* Exercise directions *
The answer should be one number: the count of lines in the listing below with "地上部分" in them.

* Exercise data *
§ §
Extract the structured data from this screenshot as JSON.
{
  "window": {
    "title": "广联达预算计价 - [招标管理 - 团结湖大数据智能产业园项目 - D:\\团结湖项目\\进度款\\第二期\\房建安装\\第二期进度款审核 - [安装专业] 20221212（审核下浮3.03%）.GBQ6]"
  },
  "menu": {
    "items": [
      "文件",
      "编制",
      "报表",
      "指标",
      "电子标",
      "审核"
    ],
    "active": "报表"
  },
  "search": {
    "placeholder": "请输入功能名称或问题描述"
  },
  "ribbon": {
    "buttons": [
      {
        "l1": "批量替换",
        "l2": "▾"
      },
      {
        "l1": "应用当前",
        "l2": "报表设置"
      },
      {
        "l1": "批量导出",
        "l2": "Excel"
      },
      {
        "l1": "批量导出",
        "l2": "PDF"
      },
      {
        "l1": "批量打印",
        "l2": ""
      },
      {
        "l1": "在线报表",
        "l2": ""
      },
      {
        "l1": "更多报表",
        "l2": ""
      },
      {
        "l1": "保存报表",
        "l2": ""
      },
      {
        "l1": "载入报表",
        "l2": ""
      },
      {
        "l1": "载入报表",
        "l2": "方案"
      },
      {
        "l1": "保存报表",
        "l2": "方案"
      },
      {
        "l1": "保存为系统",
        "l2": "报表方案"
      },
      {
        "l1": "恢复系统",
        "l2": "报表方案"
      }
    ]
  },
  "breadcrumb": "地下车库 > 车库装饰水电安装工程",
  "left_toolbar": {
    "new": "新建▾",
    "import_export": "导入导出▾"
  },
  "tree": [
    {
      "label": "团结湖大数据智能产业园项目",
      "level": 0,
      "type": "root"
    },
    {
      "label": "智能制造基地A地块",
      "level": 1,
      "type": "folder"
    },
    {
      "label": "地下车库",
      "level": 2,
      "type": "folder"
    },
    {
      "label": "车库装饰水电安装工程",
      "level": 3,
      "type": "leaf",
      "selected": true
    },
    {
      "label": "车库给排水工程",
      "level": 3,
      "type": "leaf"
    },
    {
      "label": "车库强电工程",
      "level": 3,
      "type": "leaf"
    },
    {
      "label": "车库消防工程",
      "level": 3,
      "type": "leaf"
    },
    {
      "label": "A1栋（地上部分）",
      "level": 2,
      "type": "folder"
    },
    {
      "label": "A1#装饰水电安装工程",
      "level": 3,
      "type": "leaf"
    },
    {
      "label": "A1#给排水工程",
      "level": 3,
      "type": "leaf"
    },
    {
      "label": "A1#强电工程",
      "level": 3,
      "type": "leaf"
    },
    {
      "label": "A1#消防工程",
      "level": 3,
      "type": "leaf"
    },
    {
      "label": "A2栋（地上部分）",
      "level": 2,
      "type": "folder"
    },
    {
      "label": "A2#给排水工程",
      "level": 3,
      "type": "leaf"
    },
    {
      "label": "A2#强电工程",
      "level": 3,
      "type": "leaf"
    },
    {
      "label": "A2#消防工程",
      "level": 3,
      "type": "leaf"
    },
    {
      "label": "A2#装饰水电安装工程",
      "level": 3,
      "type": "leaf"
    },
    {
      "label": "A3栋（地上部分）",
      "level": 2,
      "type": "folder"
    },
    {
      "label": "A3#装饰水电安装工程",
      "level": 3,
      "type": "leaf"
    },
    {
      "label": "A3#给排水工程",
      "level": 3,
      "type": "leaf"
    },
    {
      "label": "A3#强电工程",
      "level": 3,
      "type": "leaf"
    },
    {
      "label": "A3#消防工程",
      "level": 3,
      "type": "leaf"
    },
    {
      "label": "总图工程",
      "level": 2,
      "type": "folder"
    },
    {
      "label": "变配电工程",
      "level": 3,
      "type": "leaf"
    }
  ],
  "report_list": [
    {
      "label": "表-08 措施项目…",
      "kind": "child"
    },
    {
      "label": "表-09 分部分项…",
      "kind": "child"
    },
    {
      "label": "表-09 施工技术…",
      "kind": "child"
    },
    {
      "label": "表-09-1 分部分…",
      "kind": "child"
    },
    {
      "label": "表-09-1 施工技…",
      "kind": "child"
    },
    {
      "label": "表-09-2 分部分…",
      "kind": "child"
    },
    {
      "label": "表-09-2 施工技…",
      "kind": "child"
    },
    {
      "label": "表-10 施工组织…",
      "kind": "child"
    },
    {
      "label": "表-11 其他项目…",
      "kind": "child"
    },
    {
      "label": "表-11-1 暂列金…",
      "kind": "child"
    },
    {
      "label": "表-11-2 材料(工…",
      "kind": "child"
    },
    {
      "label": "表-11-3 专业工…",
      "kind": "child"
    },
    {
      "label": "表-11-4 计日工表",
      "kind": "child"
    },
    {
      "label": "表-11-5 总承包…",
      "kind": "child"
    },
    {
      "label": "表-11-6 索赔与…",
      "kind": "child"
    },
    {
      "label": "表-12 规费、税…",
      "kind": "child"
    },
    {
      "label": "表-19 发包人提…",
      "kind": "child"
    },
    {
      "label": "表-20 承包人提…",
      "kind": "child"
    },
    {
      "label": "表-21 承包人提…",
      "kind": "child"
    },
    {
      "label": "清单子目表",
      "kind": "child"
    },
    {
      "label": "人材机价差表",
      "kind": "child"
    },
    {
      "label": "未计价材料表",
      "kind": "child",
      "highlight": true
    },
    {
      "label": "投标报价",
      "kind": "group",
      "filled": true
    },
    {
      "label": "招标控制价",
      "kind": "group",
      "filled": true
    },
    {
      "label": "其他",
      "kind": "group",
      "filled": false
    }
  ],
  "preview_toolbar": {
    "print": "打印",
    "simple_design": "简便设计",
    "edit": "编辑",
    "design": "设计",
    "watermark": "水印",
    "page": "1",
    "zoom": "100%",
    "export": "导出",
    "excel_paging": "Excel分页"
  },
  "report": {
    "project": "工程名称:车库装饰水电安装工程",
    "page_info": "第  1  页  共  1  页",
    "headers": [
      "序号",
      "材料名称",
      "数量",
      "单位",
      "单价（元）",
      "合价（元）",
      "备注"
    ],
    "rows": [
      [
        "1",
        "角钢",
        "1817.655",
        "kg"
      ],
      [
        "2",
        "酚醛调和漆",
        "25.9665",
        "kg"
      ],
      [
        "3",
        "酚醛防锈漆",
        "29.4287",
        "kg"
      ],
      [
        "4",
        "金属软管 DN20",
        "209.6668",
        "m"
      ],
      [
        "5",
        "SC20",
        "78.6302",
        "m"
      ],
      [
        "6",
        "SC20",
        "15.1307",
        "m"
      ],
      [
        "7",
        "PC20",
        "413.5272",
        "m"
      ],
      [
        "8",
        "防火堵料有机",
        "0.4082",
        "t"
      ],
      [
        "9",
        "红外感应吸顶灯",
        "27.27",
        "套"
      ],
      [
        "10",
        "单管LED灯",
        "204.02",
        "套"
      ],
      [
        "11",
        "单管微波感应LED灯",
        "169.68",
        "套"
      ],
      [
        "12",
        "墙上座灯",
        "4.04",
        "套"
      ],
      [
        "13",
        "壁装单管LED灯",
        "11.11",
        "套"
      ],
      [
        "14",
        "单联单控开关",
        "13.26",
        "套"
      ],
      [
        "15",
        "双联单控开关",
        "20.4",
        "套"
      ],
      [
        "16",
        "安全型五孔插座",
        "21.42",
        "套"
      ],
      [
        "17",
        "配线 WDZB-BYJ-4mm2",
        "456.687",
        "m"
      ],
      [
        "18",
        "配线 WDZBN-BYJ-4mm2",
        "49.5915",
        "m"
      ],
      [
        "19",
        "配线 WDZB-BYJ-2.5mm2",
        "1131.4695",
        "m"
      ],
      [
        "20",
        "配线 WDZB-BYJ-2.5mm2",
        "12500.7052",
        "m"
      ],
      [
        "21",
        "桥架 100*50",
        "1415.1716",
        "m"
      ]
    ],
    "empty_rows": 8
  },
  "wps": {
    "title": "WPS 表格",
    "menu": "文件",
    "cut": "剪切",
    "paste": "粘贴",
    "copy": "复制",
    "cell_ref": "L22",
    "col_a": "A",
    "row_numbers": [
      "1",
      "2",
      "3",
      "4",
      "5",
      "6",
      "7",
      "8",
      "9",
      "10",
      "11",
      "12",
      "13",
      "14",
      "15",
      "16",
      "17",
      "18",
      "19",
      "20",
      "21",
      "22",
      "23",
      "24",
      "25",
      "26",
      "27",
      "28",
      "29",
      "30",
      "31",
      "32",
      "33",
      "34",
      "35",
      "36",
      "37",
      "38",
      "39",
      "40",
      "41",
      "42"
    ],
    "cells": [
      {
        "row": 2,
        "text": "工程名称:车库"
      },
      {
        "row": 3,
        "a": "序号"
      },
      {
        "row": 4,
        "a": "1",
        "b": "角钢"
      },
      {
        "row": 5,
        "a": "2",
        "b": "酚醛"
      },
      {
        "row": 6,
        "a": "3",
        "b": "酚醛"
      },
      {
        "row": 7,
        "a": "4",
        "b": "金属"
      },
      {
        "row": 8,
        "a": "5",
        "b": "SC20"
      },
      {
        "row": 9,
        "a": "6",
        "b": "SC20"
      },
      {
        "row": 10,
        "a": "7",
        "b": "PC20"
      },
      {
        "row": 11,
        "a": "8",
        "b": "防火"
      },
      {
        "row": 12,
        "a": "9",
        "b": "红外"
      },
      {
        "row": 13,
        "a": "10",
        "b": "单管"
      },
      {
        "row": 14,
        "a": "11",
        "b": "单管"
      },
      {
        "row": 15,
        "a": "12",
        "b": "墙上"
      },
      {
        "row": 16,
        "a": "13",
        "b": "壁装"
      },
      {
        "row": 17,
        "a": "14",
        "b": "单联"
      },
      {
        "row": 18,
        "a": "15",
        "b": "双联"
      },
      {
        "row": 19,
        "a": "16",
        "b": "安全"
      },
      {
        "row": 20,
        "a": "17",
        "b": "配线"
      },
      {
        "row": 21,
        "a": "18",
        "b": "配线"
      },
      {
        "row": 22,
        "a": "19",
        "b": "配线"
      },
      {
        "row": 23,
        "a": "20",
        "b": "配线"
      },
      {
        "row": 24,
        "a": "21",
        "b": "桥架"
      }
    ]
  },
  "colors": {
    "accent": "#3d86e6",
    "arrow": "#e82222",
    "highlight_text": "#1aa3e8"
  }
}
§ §
* Solution to the problem *
3